During their senior year, a pair of recent Mattituck High School graduates traded in their first-period study hall for an independent project. Their goal: engineering a prosthetic hand equipped with artificial muscle.
Jack Dufton, 2016 salutatorian, and Yianni Giannaris spent more than eight hours a week on the project, which required repeated trial and error to perfect engineering muscles out of fishing line.
The idea dates back to the end of their junior year, when they approached technology teacher Mark Mincieli and asked if they could do an independent study. Initially, they wanted to sign up for a robotics course that was created two years ago but couldn’t fit it into their schedules since they were already enrolled in AP Biology and AP Physics.
“We still wanted to work down in the metal shop,” Jack said. “It’s better than sitting, listening to music and twiddling our thumbs for 45 minutes.”
Mr. Mincieli said that if they found a project, they could give it a try.
After a summer of brainstorming, Yianni found a suitable project involving artificial muscles made from fishing line — a relatively new topic.
“I figured it’d be more rewarding than taking a piece of technology that someone has worked on and perfected and just applying it, because it left us room for discovery,” he said.
Mr. Mincieli was on board with supervising their project.
“I hadn’t read anything on [these muscles] so I thought it was kind of a neat idea,” he said.
Work had been done previously on producing artificial muscles from many different materials. Until 2014, however, fishing line hadn’t been among them. That’s when a team of material scientists at the University of Texas in Dallas discovered a process that made use of these low-cost fibers.
According to Popular Mechanics, an online magazine dedicated to current trends and technology, the scientists used plastics like polyethylene or nylon, both of which are used in fishing line.

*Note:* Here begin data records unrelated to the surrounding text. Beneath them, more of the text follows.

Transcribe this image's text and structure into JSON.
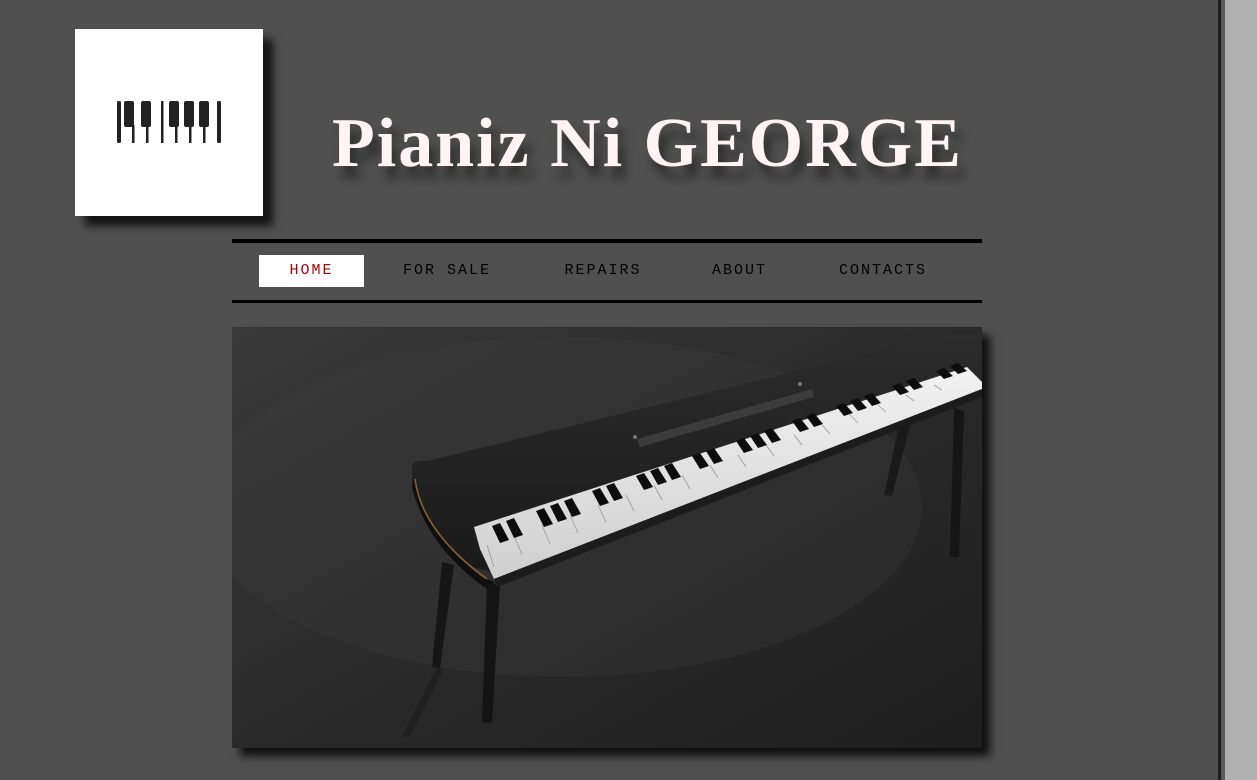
{
  "site": {
    "title": "Pianiz Ni GEORGE",
    "logo_icon": "piano-keys-icon",
    "hero_image": "digital-piano-on-stand"
  },
  "nav": {
    "items": [
      {
        "label": "HOME",
        "active": true
      },
      {
        "label": "FOR SALE",
        "active": false
      },
      {
        "label": "REPAIRS",
        "active": false
      },
      {
        "label": "ABOUT",
        "active": false
      },
      {
        "label": "CONTACTS",
        "active": false
      }
    ]
  },
  "colors": {
    "background": "#505050",
    "nav_active_text": "#b00000",
    "title_text": "#fff4f4"
  }
}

Then, using a machine, they twisted the strands to the point where they began to coil up and then heated the coils so they remained intact, creating a hyper coil.
Once the coil is heated, the scientists found, it contracts — like a real muscle.
After researching the work being done in Texas, Jack and Yianni reached out to researchers in Australia who were doing similar work. They responded with tips and advice, along with an essay on what they had completed so far, Jack said.
From there, the students did their own research and conducted trials to determine what material and heating element would work best.
“We were watching videos of the Australians and banging our heads against the table trying to figure out what they were using,” Jack said. “We tried a million different things.”’
It took about seven months for Jack and Yianni to decide how to coil and heat their synthetic muscles. The hands-on work began in April.
After trying nichrome wire, kanthal and a few other materials to build the coils, the research partners chose a silver-coated nylon thread, a common and inexpensive type of fishing wire.
To twist their wire, they created a coiling device from parts of a rowing machine and a motor from an electric scooter. Electric current was then run through an attached circuit board, pulsing the coil with a flow of heat. The students had trouble finding a suitable heating element, as some they tried emitted too much heat. Jack said some, such as a brass tube wrapped in nichrome, got so hot they could be used as weapons.
“That thing could burn through you pretty good,” he said. “With this project we learned that burnt skin does not smell too good.”
The wire they finally chose reaches temperatures between 150 and 200 degrees.
Once Jack and Yianni figured out how to make their “muscles,” it was time to determine a practical use for them.
According to Popular Mechanics, these types of muscles have uses ranging from facial muscles in robots to creating exoskeleton suits. The Mattituck students chose a medical application: prosthetics.
A prosthetic using artificial muscles made from contracting coils would be silent compared to the more common motor-driven prosthetics.
Jack said the project was a nice combination of both students’ intended fields of study: Jack will attend Amherst College for biology and Yianni will study engineering at Massachusetts Institute of Technology.
Using a 3-D printer at the school, they printed a hand, hoping to attach their muscle fibers to it and enable it to function.
Employing 3-D printing technology would have been unthinkable five years ago, when it was far too expensive for any investigation being conducted outside a highly funded research facility.
Currently, a single muscle strand can lift about 150 grams — substantially higher than its own mass of less than one gram. As for contraction, their muscles are at about a 10 to 12 percent contraction along the length, Mr. Mincieli said.
While the students have completed the muscles and the hand, the school year came to end before they could complete their project by combining them. For now, they’ll put the project on hold to focus on college.
“We may pick it up between semesters,” Yianni said.
The students said that while the entire process was fun, there was a lot of trial and error. They both agreed that the moment the muscles started working was the most exciting. They also said they enjoyed how every day was a challenge and that they always had to solve a problem.
“Sometimes I’d be distracted in other classes trying to figure out what I was doing wrong that morning,” Jack said.
Top caption: Recent Mattituck graduates Yianni Giannaris, left, and Jack Dufton work on their senior project. (Credit: Sara Schabe)